** Opening Supplied information block **

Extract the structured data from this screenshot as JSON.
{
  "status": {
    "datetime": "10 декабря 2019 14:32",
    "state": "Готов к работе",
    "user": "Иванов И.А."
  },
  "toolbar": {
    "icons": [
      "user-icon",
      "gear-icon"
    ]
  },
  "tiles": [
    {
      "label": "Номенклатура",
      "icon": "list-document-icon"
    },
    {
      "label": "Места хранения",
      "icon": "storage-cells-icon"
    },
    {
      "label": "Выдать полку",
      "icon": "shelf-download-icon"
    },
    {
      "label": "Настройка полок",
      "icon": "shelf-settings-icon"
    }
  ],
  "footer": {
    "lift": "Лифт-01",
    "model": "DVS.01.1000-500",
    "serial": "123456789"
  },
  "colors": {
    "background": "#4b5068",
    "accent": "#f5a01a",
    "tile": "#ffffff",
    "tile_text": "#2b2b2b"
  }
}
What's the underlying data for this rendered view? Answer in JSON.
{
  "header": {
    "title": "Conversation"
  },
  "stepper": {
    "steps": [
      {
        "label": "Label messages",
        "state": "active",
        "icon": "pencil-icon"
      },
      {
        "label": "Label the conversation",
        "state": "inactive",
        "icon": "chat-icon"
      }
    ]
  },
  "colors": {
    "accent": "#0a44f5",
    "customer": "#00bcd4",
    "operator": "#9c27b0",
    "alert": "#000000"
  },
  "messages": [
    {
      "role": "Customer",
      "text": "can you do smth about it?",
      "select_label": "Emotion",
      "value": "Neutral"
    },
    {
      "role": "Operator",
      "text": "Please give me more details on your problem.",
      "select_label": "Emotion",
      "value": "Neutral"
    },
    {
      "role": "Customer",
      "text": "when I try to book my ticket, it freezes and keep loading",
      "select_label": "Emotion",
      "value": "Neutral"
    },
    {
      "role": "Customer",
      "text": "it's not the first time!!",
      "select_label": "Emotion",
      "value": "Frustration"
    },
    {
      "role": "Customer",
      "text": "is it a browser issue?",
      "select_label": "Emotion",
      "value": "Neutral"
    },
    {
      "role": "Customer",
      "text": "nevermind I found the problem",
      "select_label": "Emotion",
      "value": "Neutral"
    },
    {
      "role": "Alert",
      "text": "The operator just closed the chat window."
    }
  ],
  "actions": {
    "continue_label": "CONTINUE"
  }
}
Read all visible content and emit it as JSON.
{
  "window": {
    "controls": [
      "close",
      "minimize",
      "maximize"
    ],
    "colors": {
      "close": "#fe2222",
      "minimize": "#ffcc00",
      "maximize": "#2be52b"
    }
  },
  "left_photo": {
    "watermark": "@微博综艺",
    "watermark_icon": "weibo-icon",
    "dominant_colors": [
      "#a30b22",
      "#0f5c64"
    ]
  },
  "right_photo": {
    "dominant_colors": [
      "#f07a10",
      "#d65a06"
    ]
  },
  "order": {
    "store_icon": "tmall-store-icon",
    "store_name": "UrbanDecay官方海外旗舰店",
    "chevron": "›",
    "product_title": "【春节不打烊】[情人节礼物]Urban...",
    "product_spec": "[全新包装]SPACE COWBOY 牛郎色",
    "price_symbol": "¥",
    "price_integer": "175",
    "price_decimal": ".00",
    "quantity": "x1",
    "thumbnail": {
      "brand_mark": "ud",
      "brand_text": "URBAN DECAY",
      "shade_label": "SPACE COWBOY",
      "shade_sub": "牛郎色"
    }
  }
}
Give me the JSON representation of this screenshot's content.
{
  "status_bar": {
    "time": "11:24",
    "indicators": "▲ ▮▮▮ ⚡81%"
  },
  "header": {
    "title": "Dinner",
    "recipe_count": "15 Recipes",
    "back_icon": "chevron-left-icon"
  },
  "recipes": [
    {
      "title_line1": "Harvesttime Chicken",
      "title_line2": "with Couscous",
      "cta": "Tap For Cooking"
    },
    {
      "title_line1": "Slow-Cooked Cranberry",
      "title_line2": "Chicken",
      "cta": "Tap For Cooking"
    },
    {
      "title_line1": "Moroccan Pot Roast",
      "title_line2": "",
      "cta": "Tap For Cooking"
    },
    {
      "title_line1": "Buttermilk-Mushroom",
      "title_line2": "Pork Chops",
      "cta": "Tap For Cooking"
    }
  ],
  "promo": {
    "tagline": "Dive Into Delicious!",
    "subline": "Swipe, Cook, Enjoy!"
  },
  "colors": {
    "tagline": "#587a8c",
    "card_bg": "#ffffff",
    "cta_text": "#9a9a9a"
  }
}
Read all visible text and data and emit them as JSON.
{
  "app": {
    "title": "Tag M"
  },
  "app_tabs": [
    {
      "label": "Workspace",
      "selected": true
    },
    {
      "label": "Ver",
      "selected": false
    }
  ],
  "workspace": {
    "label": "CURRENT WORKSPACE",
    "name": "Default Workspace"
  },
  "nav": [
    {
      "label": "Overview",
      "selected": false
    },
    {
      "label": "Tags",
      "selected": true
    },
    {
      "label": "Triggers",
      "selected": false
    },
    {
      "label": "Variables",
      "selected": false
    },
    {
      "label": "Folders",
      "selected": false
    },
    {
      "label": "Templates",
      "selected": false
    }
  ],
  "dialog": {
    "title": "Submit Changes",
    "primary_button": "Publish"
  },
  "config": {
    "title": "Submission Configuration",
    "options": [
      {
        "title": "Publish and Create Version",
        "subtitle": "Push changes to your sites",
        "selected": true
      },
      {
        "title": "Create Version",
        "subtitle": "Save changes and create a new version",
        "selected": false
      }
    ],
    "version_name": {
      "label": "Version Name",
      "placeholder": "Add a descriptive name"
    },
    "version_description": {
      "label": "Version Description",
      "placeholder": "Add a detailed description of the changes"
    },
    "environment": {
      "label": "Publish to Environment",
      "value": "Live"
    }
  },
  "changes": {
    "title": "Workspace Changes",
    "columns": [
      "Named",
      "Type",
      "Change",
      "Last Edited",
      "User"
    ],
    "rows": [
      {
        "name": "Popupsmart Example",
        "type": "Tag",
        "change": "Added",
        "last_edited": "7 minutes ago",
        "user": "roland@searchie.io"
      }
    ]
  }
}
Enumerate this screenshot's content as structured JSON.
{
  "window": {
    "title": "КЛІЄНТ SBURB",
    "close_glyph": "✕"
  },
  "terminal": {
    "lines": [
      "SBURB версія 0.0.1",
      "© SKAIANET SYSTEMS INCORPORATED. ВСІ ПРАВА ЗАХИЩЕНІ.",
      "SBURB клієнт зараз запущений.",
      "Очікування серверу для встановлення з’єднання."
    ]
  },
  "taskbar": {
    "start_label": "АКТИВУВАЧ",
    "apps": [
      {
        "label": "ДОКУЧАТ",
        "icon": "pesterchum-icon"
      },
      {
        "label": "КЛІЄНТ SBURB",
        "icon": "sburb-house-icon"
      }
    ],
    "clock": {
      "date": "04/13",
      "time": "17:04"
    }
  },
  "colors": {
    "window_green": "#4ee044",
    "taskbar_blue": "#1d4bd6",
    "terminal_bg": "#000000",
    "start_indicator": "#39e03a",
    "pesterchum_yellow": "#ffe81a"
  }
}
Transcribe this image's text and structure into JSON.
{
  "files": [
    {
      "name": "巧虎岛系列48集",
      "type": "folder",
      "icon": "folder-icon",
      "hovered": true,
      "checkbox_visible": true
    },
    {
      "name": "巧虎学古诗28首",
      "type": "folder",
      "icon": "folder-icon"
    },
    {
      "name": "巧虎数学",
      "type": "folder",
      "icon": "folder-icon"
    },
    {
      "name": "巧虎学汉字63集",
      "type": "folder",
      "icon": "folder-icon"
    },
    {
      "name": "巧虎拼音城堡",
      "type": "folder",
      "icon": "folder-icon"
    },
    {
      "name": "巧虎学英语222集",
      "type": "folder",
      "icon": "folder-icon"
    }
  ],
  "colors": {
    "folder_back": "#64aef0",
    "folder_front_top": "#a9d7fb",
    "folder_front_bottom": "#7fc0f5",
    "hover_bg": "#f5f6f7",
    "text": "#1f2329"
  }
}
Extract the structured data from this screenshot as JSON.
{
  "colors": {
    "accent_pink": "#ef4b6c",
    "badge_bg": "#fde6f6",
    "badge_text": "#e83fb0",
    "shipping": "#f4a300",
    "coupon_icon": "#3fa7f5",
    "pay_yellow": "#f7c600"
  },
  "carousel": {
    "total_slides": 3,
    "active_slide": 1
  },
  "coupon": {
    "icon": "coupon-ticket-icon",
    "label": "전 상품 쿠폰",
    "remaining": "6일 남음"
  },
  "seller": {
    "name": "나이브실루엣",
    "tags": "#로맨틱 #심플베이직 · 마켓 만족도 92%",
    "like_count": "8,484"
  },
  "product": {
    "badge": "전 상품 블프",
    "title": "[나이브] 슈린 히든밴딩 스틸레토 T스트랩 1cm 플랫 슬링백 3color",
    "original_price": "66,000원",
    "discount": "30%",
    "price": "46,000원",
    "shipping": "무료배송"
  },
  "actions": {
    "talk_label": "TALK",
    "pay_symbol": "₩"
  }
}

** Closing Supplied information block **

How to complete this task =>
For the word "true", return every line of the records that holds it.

Your solution =>
      "selected": true
      "selected": true
        "selected": true
      "hovered": true,
      "checkbox_visible": true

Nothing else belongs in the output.